*** Begin section ***
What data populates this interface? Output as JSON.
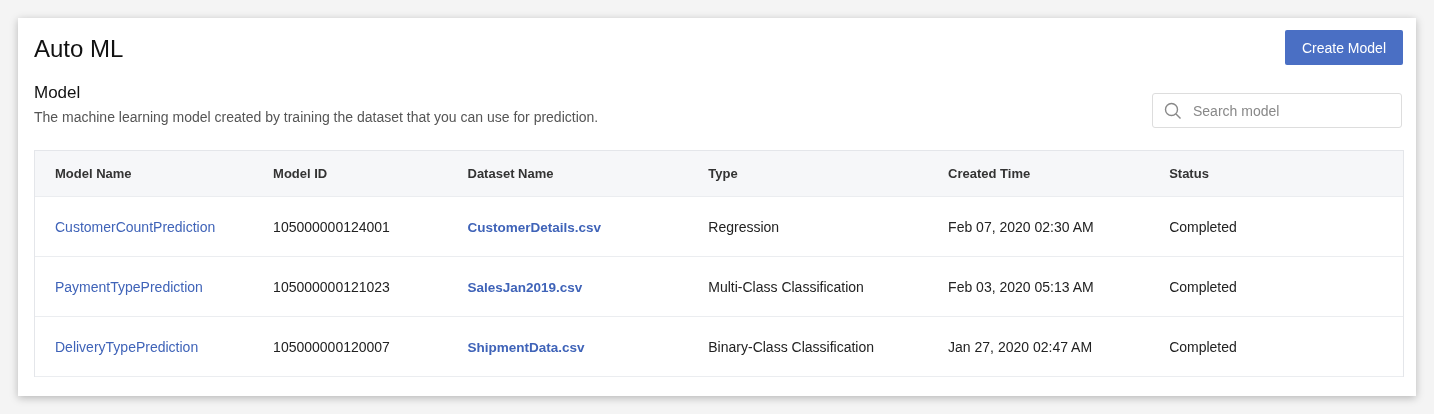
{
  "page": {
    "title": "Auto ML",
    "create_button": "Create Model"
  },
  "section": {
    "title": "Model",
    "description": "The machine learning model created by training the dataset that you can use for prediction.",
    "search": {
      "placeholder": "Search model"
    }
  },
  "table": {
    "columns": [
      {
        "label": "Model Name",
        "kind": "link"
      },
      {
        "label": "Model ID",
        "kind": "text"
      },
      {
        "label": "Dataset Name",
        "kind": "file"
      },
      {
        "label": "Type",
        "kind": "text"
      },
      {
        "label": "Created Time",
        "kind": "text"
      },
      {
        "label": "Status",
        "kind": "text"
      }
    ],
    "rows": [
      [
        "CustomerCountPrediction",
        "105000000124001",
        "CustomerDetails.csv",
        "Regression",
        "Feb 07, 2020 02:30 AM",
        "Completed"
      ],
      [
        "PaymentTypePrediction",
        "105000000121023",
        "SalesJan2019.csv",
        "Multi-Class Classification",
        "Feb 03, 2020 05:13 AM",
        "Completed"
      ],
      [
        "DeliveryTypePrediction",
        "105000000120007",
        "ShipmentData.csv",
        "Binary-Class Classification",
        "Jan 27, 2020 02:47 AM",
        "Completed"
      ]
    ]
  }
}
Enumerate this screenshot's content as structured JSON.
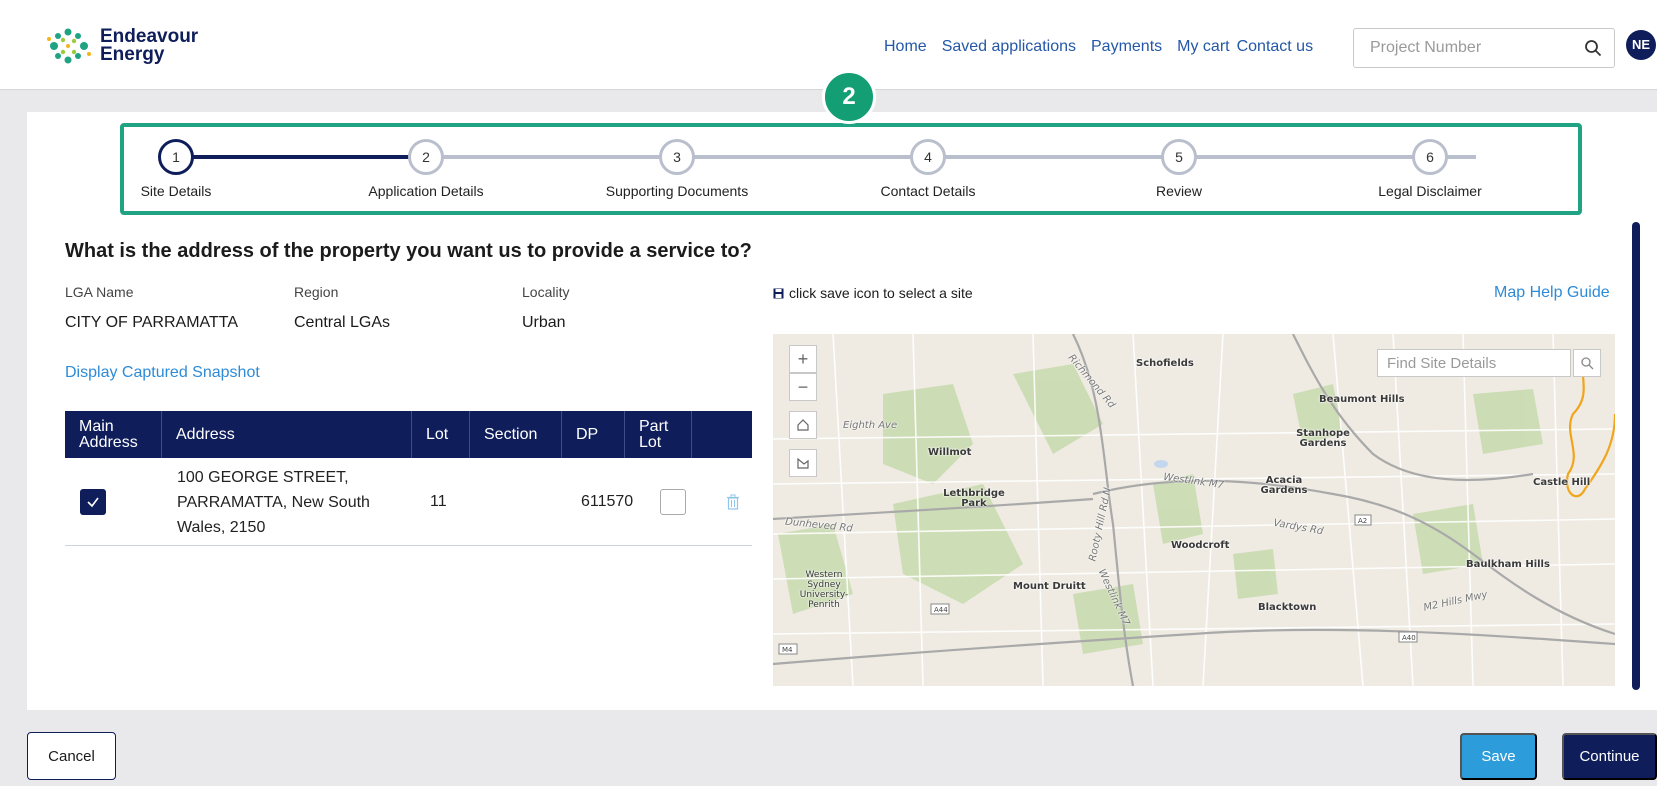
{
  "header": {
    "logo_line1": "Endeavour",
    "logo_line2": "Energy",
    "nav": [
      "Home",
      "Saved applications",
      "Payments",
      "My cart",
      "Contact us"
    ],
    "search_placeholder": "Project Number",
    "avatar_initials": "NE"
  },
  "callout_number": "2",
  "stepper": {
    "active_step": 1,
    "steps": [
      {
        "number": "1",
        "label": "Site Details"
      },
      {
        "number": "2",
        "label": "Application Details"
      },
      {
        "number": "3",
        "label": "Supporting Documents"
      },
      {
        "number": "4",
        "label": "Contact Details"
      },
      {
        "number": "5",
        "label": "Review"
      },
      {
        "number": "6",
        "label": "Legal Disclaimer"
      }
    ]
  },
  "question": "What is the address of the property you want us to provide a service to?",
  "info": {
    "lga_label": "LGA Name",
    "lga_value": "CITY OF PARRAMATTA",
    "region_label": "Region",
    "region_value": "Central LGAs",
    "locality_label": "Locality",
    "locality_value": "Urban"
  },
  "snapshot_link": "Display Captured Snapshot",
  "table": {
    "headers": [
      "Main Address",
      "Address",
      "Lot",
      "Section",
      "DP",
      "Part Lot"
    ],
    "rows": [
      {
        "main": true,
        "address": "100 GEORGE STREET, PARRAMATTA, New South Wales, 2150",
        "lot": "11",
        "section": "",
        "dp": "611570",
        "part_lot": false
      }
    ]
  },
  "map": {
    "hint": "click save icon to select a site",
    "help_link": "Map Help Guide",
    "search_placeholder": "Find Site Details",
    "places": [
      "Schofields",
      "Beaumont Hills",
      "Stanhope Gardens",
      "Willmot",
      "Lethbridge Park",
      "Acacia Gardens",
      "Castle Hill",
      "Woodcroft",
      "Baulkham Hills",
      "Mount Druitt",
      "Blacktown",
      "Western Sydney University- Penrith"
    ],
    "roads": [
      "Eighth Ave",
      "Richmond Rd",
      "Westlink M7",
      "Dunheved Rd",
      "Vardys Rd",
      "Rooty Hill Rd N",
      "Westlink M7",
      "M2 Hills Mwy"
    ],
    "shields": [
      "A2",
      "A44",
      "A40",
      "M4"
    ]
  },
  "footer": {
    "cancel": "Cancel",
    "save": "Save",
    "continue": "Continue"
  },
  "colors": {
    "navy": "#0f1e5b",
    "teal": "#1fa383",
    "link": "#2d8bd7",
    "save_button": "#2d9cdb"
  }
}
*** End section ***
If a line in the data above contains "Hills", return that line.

▶ **Response to the task**:
      "Beaumont Hills",
      "Baulkham Hills",
      "M2 Hills Mwy"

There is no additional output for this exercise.